Frito Bandito – He was the mascot for Frito’s Corn Chips from 1967 to 1971, voiced by Mel Blanc and sounding very much like Speedy Gonzales, another moderately racist and overly stereotyped character based on 1960s white America’s idea of a Mexican. He spoke very little English and was on the run from the Frito Bureau of Investigation. He originally had a gold tooth, which was nixed after complaints from the National Mexican-American Anti-Defamation Committee.
“Where’s the Beef” Lady – She was the most popular grouchy granny of 1984, but her stint as pitch lady for Wendy’s restaurants ended in 1985 when she apparently found the beef in Prego pasta sauce. That’s when Wendy’s fired then 83-year-old Clara Peller for conflict of interest, and the restaurant’s sales went into a two year slump. Peller passed away in 1987 at the age of 85.
Taco Bell Dog – Yet another Mexican stereotype, the oh-so-cute chihuahua with the Latin accent was Taco Bell’s best weapon in the burger wars of the day. Originally cast in the role of “girlfriend”, Gidget was the face of Taco Bell for three years after a last-minute casting change. That’s right, Gidget. The Taco Bell Dog was a girl. Taco Bell stopped the campaign in 1999 among legal troubles with the ad campaign’s original creators.
Erin Esurance – The pink-haired spy girl that got Esurance noticed appeared in over thirty commercials. She was meant to appeal to males ages 18 to 25, and that she did. As luck would have it, guys in that age bracket also have dirty minds, and with the advent of better consumer-level editing software, many began to make pornographic versions of Erin. When search results without content filters started returning more pornographic images than genuine images, the company stopped the campaign.
The Noid – The Noid would try his best to keep you from getting your crappy pizza in thirty minutes or less (by the way, a later ad campaign by Domino’s would focus on the fact that their pizza had been crappy for years). On January 30, 1989, a man named Kenneth Noid concluded that the ads were in fact a personal attack on him, so he walked into one of the chain’s restaurants in Atlanta with a .357 Magnum and held the employees hostage for over five hours. His demands were $100,000, getaway transportation, and a copy of “The Widow’s Son” by Robert Anton Wilson. Everyone was OK in the end, and the police chief made a statement that the suspect was “para-Noid” (See what he did there?).
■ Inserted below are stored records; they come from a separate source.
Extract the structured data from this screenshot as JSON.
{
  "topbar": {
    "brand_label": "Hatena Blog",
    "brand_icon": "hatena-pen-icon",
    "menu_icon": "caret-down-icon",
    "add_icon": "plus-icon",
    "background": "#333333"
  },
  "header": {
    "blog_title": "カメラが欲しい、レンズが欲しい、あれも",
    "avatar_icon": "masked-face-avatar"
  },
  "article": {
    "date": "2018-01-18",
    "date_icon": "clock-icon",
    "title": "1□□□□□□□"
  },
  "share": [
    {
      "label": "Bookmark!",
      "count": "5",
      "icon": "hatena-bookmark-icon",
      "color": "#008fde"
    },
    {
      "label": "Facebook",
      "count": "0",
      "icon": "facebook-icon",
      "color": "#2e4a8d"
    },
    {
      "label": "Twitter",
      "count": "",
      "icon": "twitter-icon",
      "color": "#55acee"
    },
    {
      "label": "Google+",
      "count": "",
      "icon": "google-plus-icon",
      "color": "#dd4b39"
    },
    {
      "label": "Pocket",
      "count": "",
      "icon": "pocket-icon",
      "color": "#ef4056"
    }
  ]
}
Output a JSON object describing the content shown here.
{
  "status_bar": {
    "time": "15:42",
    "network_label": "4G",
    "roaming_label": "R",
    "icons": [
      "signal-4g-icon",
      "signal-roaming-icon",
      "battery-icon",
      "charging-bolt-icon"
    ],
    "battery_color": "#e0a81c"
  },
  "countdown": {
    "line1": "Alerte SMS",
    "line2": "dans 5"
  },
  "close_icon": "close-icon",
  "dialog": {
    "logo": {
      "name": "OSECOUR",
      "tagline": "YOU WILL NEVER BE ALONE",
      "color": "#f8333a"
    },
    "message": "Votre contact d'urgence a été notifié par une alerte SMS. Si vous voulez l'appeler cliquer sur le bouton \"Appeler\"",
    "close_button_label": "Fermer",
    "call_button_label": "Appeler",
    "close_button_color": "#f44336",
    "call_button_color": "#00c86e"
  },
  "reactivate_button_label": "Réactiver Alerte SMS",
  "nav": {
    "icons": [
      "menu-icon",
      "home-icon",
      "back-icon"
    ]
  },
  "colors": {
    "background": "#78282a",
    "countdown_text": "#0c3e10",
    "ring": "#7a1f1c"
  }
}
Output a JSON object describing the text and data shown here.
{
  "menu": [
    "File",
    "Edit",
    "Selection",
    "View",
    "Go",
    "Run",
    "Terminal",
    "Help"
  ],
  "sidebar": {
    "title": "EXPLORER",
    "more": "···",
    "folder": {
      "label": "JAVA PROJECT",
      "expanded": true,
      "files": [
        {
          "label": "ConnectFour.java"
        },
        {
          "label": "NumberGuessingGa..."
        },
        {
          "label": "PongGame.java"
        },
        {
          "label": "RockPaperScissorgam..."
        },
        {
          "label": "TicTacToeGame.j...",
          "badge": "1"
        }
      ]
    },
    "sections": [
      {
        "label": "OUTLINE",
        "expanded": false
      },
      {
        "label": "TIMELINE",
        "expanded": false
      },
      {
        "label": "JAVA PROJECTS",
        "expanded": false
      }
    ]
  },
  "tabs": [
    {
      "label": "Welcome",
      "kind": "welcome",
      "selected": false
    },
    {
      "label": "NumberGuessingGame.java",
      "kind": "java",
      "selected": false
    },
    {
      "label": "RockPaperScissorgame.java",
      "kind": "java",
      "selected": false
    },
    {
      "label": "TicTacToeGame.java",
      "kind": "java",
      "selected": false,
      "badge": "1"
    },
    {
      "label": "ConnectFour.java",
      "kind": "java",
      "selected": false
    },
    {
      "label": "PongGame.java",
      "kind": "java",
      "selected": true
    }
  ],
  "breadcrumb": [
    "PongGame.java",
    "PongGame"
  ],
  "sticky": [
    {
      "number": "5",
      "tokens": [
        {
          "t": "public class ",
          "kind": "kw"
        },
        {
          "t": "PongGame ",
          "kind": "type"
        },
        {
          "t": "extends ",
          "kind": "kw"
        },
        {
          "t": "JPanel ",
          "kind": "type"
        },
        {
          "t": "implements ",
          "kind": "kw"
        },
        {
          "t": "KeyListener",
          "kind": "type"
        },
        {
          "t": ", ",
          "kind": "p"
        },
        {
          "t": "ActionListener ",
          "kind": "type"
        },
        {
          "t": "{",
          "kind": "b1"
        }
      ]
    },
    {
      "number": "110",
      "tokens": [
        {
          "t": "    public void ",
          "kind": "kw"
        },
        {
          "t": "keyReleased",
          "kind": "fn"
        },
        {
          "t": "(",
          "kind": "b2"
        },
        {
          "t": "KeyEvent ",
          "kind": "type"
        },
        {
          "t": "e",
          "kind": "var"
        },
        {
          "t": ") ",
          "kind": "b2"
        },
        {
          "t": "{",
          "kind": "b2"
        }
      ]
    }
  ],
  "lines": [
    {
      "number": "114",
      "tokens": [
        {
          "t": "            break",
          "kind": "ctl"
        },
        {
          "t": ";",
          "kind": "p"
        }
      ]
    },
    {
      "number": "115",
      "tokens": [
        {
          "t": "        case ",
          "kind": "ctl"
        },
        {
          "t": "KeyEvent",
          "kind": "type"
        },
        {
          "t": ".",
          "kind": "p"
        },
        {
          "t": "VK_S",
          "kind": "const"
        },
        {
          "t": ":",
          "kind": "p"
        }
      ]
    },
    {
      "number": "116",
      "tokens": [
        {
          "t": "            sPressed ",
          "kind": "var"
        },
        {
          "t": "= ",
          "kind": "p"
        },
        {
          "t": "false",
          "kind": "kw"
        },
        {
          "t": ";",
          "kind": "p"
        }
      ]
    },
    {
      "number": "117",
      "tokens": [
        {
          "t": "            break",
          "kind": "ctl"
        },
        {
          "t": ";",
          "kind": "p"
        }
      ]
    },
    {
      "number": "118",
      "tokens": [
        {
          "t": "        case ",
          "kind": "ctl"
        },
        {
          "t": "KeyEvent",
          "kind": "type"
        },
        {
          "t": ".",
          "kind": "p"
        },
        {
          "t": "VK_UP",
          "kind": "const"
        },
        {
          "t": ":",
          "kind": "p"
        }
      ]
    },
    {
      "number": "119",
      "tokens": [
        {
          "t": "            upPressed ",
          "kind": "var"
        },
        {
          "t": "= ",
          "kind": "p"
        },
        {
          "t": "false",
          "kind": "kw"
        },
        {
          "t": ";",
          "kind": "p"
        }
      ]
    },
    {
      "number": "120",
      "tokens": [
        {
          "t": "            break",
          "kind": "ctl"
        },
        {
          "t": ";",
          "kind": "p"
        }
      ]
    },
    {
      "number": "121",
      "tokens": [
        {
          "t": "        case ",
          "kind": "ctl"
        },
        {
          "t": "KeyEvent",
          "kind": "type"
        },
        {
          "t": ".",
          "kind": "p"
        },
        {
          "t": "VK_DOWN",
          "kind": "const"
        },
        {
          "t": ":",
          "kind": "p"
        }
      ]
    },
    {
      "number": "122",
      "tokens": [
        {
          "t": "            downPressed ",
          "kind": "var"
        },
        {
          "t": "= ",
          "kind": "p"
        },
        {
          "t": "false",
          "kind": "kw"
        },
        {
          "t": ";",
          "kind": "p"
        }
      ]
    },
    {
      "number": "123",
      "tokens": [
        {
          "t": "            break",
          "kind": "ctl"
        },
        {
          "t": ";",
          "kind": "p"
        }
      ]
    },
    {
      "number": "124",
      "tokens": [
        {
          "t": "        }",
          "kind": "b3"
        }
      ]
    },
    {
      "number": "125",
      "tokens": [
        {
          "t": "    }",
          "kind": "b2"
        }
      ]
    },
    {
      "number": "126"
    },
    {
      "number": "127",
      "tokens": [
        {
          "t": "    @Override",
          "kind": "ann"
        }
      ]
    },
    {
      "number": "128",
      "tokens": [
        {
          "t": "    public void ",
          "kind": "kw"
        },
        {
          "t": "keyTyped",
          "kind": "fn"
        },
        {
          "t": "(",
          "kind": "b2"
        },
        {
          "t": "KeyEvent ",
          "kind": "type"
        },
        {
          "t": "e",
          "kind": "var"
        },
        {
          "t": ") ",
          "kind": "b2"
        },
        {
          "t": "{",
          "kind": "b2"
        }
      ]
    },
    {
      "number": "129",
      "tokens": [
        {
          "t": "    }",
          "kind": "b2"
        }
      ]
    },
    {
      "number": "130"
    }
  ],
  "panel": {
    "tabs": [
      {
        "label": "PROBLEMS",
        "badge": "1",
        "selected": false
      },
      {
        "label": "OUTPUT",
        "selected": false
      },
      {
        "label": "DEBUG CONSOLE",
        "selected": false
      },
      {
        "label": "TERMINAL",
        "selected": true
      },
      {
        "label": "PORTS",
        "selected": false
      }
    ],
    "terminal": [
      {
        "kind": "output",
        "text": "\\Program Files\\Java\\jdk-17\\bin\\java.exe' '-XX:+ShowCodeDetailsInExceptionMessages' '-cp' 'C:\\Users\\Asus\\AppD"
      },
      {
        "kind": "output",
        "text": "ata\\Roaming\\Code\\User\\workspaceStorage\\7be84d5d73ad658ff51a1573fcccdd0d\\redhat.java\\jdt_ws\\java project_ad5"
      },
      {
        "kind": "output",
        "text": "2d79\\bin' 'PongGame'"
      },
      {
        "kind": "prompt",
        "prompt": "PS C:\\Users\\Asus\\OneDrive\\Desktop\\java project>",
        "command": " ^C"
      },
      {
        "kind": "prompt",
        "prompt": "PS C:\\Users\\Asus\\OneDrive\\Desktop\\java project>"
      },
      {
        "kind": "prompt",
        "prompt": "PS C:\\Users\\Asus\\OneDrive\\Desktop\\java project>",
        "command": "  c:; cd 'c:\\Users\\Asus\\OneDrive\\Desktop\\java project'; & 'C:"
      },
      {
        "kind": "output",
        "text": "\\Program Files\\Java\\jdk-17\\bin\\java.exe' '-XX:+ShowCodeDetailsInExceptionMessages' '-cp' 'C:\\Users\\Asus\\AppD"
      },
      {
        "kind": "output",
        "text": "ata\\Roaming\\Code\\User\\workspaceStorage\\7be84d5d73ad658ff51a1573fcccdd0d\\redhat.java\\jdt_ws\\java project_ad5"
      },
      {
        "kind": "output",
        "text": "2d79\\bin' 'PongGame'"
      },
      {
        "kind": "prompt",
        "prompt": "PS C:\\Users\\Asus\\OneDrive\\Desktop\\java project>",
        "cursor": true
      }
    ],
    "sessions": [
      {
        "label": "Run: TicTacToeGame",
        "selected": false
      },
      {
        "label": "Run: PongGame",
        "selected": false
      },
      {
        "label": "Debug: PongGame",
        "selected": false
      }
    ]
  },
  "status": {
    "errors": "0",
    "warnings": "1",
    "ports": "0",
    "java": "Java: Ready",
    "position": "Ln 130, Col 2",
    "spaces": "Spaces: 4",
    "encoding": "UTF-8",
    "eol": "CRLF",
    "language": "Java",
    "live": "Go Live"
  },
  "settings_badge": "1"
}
California Raisins – How this ad campaign escaped being labeled racist is anyone’s guess. These commercials featured anywhere from four to ten anthropomorphized and very African-American looking raisins signing blues standards and Motown songs. They released four albums and even charted with one. Originally created for the California Raisin Advisory Board (What kind of raisin advice can there be to give?), these little guys ended up pitching for Post Raisin Bran and Hardees.
Joe Camel – With his own line of clothes, backpacks, glassware, and toys, Joe made Camel a household name from 1987 to 1997. Smiling in his blacked-out Wayfarers and with his vagina-like mouth, he became just as well-known by six year olds as Mickey Mouse. Not that Joe was worried about the competition, because the Disney rodent stopped selling cigarettes years before. Mangini v. R. J. Reynolds Tobacco Company put an end to the campaign however, when the tobacco company agreed to settle out of court and stop shilling nicotine to children.
King Ding Dong – Can we all just agree from the start than no mascot intended for children should be named “King Ding Dong?” It’s already bad enough they chose such a sophomorically suggestive name for their snack cakes, “Some Ho-Ho ate my Ding Dong, Honey Bun.” The King left the building sometime in the 1980s, although if Starkist can bring back a Beatnik fish that only dreams of being slaughtered and canned, it’s not impossible to imagine the King regaining his throne.